"Megalopolis" is a mouthful of a word. But the idea behind it — strings of major metro areas working together to plan their transportation futures and economic strategies — might just be a secret to America's 21st-century survival and success.
More than 200 million people, two-thirds the U.S. population, already live in 10 megapolitan regions — six east of the Mississippi, four west. And the "megas" are gaining population more rapidly than the United States as a whole — likely to add 85 million more people and a gargantuan $33 trillion in construction spending by 2040, reports Robert Lang of Virginia Tech's Metropolitan Institute.
Most massive of these massive population agglomerations — now 50 million people strong — is the Northeast Corridor from New England to Northern Virginia, the focus of geographer Jean Gottman's seminal 1961 book "Megalopolis." But the Midwest mega (Pittsburgh-Detroit-Chicago) has 40 million people, the Southland (Los Angeles to Las Vegas) 22 million, and the Piedmont (Charlotte-Atlanta) 19 million.
The six "smallest" megas are massive enough on their own: the I-35 corridor (San Antonio-Dallas-Kansas City), 15 million people; the Florida Peninsula (Tampa-Orlando-Miami), 14 million; the Gulf Coast (New Orleans-Houston) and NorCal (San Francisco and Central Valley), 12 million each; Cascadia (Seattle-Portland), 7 million; and the Valley of the Sun (Phoenix), 5 million.
All will have passed the 10-million mark by 2040. But how will the projected growth be accommodated in metro regions already choking on highway congestion and approaching build-out under today's low-density patterns?
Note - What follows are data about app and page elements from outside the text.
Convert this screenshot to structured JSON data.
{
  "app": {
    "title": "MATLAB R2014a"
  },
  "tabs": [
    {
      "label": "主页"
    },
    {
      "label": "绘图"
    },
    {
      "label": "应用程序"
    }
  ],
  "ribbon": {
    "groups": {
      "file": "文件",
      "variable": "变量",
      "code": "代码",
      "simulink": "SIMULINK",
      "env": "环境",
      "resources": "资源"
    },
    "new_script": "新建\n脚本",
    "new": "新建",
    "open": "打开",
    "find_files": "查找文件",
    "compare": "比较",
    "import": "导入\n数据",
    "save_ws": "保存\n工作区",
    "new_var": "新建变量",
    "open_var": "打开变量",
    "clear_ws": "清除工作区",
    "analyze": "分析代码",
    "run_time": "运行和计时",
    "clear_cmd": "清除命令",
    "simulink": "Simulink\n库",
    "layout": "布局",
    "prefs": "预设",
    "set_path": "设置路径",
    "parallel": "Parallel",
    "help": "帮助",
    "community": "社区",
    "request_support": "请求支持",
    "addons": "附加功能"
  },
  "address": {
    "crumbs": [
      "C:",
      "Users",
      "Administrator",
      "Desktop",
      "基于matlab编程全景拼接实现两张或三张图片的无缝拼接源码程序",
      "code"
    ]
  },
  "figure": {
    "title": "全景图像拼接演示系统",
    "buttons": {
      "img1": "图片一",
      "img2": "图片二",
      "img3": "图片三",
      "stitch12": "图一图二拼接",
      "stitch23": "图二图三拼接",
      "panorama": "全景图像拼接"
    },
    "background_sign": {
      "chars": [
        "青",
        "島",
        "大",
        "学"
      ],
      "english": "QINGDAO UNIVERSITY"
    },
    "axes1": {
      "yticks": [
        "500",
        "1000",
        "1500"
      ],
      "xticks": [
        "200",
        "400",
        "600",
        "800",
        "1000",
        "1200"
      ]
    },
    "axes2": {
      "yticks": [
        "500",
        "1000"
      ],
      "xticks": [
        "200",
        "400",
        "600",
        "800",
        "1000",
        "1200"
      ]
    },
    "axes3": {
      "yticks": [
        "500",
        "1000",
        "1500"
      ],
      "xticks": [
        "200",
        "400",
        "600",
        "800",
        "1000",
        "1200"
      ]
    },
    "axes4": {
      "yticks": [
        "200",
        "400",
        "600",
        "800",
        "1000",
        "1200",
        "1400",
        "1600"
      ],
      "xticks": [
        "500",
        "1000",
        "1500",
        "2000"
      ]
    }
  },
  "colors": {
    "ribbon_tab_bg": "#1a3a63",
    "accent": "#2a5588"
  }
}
Robert Yaro, president of the New York Regional Plan Association, and Armando Carbonell, of the Lincoln Institute of Land Policy, have been posing that question, suggesting U.S. regions look to Europe. There it's assumed that large-scale urbanized areas — the so-called "global integration zone" running from London to Hamburg to Munich to Milan to Paris and back to London, for example — are the primary units to integrate into the world economy.
So the Europeans have focused on planning that spans national borders, constructing a network of high-speed rail lines, even under the English Channel with the ambitious tunnel there. The new American "megalopitians" are thinking along the same track; a recent University of Pennsylvania School of Design report asserts the Northeast Corridor could reap immense long-term economic gain from improved rail service, even brand new high-speed service, notwithstanding the billions of dollars of up-front investment needed.
At Georgia Tech, researcher Catherine Ross is completing a parallel study on transportation, environmental and economic potentials of the Piedmont megalopolis; in the West, Ethan Seltzer of Portland State University is working on a Cascadia analysis. All are looking at parallel opportunities to "bring along" lagging regions within or close to the megalopolises, just as the European Union's investments have dramatically revived the economies of Ireland, Spain, Portugal and Greece.
The goal, assert Yaro and Carbonell, should be nothing less than a true intermodal network — rail, highway, water and air links that relieve congested airports, divert some of the alarming rise of truck-borne freight, and with increased flexibility make us less vulnerable to terrorist attacks and disasters.
The megapolitan crowd talks of federal incentives and dollars. But given Washington's empty cupboard, the suggestion is for far more dependence on public-private partnerships, private investors, congestion pricing, user fees and other ways to start the movement bottom-up, generating critical levels of investment in the great and wealthy megapolitan regions themselves.
With America's "political class" embroiled in hot but tangential red-state/blue-state issues, Bruce Katz of the Brookings Institution's Metropolitan Policy Program says the first priority must be on building "rich and robust networks across regions" sparked by leaders from all sectors — large employers and key entrepreneurs, university and hospital presidents, foundation heads, faith-based and union leaders, newspaper publishers and others.
It sounds tough, but a breath of fresh air: the idea of assembling the leadership needed to deal with the challenges — and geography — of the new century.
Neal Peirce's column appears alternate Mondays on editorial pages of The Times.
© 2005 Seattle Times